Exercise =
Word for word, set down the entries that follow.

::::::::::

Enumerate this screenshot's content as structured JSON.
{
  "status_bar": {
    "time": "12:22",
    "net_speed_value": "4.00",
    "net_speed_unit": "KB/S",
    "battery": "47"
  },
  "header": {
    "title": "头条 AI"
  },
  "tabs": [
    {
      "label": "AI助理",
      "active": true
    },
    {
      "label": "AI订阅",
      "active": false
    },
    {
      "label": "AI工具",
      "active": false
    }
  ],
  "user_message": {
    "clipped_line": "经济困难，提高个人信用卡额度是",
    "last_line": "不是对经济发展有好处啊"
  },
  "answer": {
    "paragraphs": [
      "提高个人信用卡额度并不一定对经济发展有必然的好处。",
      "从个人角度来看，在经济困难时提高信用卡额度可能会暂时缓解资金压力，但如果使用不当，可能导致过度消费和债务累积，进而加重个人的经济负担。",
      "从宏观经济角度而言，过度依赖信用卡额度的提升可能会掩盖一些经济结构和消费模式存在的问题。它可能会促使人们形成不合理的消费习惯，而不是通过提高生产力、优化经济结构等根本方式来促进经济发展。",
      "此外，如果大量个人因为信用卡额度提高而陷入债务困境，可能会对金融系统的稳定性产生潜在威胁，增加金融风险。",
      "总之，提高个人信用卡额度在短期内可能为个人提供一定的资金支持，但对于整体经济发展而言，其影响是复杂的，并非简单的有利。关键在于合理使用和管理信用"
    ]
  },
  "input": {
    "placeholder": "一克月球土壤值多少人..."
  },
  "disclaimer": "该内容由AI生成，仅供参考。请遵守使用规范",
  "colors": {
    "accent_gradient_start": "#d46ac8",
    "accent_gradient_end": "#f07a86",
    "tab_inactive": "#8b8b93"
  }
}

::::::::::

Answer for this exercise =
Enumerate this screenshot's content as structured JSON.
{
  "status_bar": {
    "time": "12:22",
    "net_speed_value": "4.00",
    "net_speed_unit": "KB/S",
    "battery": "47"
  },
  "header": {
    "title": "头条 AI"
  },
  "tabs": [
    {
      "label": "AI助理",
      "active": true
    },
    {
      "label": "AI订阅",
      "active": false
    },
    {
      "label": "AI工具",
      "active": false
    }
  ],
  "user_message": {
    "clipped_line": "经济困难，提高个人信用卡额度是",
    "last_line": "不是对经济发展有好处啊"
  },
  "answer": {
    "paragraphs": [
      "提高个人信用卡额度并不一定对经济发展有必然的好处。",
      "从个人角度来看，在经济困难时提高信用卡额度可能会暂时缓解资金压力，但如果使用不当，可能导致过度消费和债务累积，进而加重个人的经济负担。",
      "从宏观经济角度而言，过度依赖信用卡额度的提升可能会掩盖一些经济结构和消费模式存在的问题。它可能会促使人们形成不合理的消费习惯，而不是通过提高生产力、优化经济结构等根本方式来促进经济发展。",
      "此外，如果大量个人因为信用卡额度提高而陷入债务困境，可能会对金融系统的稳定性产生潜在威胁，增加金融风险。",
      "总之，提高个人信用卡额度在短期内可能为个人提供一定的资金支持，但对于整体经济发展而言，其影响是复杂的，并非简单的有利。关键在于合理使用和管理信用"
    ]
  },
  "input": {
    "placeholder": "一克月球土壤值多少人..."
  },
  "disclaimer": "该内容由AI生成，仅供参考。请遵守使用规范",
  "colors": {
    "accent_gradient_start": "#d46ac8",
    "accent_gradient_end": "#f07a86",
    "tab_inactive": "#8b8b93"
  }
}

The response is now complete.